Entries from a dataset of interfaces:
________________________

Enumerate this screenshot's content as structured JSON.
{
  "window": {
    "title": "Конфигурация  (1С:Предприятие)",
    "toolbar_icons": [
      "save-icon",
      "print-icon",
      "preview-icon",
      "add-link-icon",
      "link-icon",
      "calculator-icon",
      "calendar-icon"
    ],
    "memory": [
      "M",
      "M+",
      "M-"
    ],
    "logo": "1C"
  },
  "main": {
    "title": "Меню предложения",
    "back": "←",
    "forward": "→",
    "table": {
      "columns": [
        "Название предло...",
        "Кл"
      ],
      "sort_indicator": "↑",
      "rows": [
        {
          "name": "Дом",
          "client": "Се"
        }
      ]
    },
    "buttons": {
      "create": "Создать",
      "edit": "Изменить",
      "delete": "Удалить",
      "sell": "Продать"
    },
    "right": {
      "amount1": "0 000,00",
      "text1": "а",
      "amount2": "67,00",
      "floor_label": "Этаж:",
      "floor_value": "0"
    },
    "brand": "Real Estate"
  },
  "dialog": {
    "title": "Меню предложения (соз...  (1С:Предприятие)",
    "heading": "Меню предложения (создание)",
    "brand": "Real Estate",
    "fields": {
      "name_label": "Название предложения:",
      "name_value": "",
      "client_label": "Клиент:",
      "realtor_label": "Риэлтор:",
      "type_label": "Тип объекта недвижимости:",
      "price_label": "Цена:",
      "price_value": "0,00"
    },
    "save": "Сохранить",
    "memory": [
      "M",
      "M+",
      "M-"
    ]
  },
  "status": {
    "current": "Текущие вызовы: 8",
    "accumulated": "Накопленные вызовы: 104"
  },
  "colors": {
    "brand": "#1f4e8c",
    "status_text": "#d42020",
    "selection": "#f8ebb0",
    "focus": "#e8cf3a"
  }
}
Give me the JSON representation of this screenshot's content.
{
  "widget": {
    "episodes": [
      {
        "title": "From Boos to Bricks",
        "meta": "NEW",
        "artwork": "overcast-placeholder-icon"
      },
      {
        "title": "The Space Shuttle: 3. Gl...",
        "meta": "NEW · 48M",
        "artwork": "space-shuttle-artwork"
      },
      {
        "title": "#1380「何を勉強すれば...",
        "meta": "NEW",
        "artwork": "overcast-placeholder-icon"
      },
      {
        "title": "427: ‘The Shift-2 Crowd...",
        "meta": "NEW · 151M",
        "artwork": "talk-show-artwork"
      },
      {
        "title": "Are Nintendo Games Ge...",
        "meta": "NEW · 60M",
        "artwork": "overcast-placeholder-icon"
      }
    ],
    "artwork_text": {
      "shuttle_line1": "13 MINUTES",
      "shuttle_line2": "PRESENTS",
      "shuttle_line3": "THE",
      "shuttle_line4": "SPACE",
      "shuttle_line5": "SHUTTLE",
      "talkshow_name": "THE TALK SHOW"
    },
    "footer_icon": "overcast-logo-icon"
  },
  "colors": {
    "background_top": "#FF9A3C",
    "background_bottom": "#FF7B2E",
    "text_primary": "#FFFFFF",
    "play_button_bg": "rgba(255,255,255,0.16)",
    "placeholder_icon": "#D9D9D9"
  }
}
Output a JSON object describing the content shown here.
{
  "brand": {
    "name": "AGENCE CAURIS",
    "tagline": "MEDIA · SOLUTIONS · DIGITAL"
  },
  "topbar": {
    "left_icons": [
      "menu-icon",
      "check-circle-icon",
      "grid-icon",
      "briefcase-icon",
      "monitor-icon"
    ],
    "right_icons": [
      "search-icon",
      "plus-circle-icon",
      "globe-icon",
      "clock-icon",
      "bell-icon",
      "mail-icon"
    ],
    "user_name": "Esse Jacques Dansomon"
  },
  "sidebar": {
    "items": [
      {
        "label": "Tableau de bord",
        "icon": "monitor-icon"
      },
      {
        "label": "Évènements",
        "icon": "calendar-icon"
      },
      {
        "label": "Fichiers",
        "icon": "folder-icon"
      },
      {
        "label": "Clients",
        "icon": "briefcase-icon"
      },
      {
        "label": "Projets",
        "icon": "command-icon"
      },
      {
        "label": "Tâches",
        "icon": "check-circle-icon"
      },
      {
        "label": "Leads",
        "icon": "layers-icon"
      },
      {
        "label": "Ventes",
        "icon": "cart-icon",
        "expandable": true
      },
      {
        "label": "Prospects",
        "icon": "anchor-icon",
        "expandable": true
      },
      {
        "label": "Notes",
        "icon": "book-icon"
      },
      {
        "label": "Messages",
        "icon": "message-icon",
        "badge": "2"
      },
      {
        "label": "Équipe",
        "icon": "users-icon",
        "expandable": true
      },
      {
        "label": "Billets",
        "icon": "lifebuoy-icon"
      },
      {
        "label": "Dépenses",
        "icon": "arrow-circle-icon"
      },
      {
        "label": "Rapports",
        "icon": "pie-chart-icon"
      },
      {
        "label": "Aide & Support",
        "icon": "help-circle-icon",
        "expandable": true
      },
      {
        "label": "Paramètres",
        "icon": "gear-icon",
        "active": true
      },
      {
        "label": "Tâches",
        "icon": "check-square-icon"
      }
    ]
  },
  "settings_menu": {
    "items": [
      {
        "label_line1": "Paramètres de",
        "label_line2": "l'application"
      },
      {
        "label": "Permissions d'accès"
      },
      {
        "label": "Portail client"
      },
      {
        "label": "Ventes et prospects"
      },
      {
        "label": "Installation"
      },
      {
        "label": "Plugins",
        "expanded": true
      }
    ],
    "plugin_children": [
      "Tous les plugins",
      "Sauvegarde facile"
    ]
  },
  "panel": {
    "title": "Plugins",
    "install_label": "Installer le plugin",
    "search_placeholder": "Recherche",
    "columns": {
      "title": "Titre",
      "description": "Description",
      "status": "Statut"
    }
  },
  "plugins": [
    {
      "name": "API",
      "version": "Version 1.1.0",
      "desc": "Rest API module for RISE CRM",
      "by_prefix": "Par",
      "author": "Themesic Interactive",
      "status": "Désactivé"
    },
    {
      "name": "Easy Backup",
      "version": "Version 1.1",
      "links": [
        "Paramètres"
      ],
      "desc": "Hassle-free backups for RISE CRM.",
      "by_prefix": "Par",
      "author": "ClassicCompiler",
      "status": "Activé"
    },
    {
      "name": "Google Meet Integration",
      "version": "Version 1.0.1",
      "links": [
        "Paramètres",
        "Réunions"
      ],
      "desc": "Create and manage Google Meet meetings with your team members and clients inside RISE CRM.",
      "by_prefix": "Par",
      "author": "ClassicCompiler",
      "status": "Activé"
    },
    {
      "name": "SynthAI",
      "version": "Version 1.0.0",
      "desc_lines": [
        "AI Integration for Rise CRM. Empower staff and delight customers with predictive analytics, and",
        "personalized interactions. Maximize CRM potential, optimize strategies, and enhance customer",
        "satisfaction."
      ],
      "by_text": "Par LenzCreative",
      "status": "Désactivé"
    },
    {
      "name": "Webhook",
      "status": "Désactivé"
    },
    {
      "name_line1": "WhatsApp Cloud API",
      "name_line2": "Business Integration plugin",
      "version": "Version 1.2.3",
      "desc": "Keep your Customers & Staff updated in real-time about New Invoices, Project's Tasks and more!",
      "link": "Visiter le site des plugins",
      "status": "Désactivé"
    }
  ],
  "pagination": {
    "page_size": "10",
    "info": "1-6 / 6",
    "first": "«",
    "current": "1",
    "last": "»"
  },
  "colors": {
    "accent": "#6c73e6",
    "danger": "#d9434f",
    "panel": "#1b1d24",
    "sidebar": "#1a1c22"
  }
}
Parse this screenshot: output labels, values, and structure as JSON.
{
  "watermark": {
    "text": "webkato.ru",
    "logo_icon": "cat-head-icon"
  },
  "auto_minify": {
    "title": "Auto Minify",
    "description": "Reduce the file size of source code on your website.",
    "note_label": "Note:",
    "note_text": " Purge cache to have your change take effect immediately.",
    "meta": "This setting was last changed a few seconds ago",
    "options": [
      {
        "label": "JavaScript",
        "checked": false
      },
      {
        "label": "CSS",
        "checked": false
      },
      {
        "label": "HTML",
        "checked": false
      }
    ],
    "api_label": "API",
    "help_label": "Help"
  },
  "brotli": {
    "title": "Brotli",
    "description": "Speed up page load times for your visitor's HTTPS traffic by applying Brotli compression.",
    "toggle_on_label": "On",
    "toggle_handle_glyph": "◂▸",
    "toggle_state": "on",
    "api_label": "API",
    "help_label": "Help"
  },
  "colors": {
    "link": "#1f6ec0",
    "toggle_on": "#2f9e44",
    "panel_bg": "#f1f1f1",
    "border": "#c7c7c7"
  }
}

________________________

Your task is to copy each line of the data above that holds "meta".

#### ANSWER FOR THIS EXERCISE
        "meta": "NEW",
        "meta": "NEW · 48M",
        "meta": "NEW",
        "meta": "NEW · 151M",
        "meta": "NEW · 60M",
    "meta": "This setting was last changed a few seconds ago",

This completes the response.